So, what's all this then?
This is Safecracker, a game I'd describe as being "two parts puzzle game, one part point-and-click adventure". It was developed by Daydream Software and released in 1997.
Daydream Software? Who's that?
Daydream Software is a Swedish developer which was founded in 1994. Their first release was Safecracker, and they only released a few more games before being liquidated and turning into Resolution Interactive, who haven't released anything new, to my knowledge. Their other games are as follows: Traitor's Gate (a game similar to Safecracker, except you're stealing the crown jewels from the Tower of London); Ski-Doo: X-Team Racing (apparently a basic racing game, can't find much on this one) and Clusterball (you fly around in a spaceship, collecting balls and flying them into your goal, trying to outscore the opponents). They were planning a "reverse survival horror game" called Campfire: Become Your Nightmare which would have put you into the shoes of a serial killer on a camp ground, but the game was cancelled. Overall, their resume isn't exactly stellar, and I'd wager nobody reading this had heard of them before.
Then tell us more about this game, now.
To expand on what I said earlier, here's a basic description of the game: You find yourself in a Quicktime "room" in which you can look around in any way you wish, as long as you don't move - you have a full 3D view of every "room" available to you. In this "room" you look around, interacting with objects and moving to other "rooms" - that's the "point and click adventure" part. The main point, however, is to find safes and solve their puzzles - that's where the "puzzle game" part comes from, obviously. The over-arching goal is to find the combination to the Crabb master safes that are strewn about in the mansion, locked in the minor safes. The story is also given in a small comic strip in the manual, which is kind of neat:
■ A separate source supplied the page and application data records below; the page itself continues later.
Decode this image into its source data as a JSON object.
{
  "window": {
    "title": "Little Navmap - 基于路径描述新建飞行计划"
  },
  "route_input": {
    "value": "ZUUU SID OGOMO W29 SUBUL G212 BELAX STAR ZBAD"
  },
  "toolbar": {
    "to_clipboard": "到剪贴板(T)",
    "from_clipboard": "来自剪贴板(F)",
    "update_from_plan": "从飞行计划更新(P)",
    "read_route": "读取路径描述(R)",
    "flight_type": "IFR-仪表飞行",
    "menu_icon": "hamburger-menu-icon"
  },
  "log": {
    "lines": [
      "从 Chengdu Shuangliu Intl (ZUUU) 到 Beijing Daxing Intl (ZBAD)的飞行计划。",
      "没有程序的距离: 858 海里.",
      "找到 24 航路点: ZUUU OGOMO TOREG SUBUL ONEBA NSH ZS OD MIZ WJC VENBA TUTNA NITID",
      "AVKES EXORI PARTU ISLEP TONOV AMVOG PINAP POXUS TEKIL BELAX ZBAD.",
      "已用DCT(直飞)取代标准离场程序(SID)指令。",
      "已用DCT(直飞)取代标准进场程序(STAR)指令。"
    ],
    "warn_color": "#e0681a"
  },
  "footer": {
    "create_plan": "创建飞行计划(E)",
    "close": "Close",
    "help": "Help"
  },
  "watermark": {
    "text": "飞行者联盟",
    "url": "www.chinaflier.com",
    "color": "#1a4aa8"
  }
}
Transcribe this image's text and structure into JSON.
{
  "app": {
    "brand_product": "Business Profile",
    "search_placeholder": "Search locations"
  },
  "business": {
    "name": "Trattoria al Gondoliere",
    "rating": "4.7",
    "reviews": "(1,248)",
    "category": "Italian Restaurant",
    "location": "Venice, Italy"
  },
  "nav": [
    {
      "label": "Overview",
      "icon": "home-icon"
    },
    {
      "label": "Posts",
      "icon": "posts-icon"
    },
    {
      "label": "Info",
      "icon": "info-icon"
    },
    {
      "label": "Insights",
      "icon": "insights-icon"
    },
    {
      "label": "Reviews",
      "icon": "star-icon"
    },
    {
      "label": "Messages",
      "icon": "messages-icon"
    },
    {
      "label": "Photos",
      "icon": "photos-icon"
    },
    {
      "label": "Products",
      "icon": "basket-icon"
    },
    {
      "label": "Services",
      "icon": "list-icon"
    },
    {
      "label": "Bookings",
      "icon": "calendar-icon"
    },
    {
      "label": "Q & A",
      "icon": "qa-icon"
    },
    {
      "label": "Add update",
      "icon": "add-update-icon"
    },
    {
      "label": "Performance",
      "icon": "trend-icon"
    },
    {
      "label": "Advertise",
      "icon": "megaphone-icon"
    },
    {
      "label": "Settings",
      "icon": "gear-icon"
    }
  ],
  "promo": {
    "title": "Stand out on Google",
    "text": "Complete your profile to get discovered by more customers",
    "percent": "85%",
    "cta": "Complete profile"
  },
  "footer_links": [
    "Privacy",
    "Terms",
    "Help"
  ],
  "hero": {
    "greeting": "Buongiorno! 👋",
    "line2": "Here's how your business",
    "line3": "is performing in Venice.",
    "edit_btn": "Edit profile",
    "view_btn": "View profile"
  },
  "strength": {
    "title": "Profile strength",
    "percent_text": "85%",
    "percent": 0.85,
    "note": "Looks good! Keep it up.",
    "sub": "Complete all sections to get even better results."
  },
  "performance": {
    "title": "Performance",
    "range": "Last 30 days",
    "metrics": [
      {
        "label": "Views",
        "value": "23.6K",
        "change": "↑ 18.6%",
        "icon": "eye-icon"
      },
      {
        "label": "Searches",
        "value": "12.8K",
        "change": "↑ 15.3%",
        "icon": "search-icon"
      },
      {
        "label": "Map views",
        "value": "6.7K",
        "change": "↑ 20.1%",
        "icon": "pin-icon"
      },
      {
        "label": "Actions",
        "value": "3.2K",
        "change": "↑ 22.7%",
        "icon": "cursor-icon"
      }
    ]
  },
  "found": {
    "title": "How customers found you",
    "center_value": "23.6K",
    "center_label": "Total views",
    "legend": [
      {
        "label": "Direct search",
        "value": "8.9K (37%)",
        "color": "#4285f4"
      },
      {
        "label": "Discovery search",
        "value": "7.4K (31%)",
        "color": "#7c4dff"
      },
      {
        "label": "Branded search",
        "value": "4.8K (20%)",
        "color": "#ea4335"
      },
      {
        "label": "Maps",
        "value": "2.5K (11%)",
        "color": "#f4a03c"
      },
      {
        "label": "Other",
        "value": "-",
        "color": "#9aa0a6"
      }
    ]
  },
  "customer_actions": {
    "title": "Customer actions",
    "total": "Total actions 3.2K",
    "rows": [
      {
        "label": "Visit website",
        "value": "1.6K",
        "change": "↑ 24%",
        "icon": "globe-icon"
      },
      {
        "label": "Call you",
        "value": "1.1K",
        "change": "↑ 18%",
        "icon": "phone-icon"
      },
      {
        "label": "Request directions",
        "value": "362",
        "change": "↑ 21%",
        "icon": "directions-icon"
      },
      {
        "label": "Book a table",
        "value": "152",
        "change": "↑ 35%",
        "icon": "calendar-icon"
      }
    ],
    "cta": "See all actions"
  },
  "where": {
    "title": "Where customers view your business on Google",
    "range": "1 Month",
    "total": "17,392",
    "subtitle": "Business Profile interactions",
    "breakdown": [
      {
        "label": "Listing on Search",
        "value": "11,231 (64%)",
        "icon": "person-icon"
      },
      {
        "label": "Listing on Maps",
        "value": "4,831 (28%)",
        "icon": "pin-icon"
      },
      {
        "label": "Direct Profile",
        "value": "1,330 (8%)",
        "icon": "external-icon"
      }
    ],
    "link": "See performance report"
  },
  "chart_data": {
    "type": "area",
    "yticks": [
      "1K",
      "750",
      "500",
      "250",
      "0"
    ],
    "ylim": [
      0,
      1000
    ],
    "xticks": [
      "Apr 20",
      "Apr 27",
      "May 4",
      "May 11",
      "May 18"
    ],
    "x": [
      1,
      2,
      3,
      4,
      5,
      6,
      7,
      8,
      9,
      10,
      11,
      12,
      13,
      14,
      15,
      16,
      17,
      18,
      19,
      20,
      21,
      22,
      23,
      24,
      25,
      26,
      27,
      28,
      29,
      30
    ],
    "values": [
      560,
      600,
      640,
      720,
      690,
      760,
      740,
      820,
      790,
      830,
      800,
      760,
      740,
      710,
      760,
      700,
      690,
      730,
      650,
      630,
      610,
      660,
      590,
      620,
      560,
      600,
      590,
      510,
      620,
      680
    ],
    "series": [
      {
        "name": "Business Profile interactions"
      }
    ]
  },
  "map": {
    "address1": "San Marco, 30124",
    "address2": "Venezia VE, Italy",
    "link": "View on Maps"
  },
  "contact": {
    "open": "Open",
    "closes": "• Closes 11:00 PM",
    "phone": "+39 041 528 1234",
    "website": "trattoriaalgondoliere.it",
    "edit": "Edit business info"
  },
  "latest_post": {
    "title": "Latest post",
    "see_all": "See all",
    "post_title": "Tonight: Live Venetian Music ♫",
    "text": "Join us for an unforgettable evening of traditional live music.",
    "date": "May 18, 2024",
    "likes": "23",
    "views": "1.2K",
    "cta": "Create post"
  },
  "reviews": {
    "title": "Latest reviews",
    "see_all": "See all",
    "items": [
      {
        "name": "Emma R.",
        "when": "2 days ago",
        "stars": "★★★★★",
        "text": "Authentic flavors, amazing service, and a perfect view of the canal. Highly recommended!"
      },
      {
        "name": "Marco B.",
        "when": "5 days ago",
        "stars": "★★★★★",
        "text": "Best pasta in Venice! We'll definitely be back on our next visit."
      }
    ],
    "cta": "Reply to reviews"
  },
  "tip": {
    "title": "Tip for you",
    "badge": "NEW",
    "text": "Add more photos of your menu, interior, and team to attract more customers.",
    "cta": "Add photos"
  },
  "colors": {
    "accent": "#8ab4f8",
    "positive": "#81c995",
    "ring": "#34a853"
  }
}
So what makes this game worth showing off?
While this game isn't exactly going to set the world on fire, I feel like it got a bad rap back when it was released (although I can only find so much information about that nowadays), and it really deserves better. The developers worked hard to create interesting puzzles and went the extra mile in making the Crabb estates feel alive - there's a bunch of little things that make the world seem a lot more realistic than just being a multitude of rooms you trudge through, solving puzzles as you go along, but we'll get to that in the actual LP.
Also, I'd like to point out a review on IGN. I'll be referring to this review occasionally, because it's a decent example of just how this game was... "misunderstood", for lack of a better term.
What kind of LP is this going to be?
This will be a hybrid LP - most of the LP will be in screenshot form, because while the way you get around the mansion is really neat to play with, it's not that interesting to watch. I'll put in videos for larger animations and puzzle solutions.
What's the goal for this LP?
Originally, I had planned to "100%" the game (not even sure if that's possible in the literal sense, since the percentage counter the game gives you has two digits only), which meant solving all the puzzles. But since this game is so short, I think I should go a bit further, so I'm going to try and show off everything noteworthy. This should be easy to check for me, because the game's files are not stored in any sort of archive and even meticulously sorted, making for an easy room-by-room checklist I can tick off.
But enough waffling, let's get on to the actual game:
Table of Contents
- Update 1: Because You've Got To Start Somewhere
- Update 2: The Crabb Philosophy
- Update 3: Let's Go And Get Pysst
- Update 4: Meandering In Search Of Clues
- Update 5: Keys Lead To Keys Lead To Keys Lead To...
- Update 6: Moving Up In The World
- Update 7: Land Down Under
- Update 8: Safecracker: Endgame
- Update 9: The End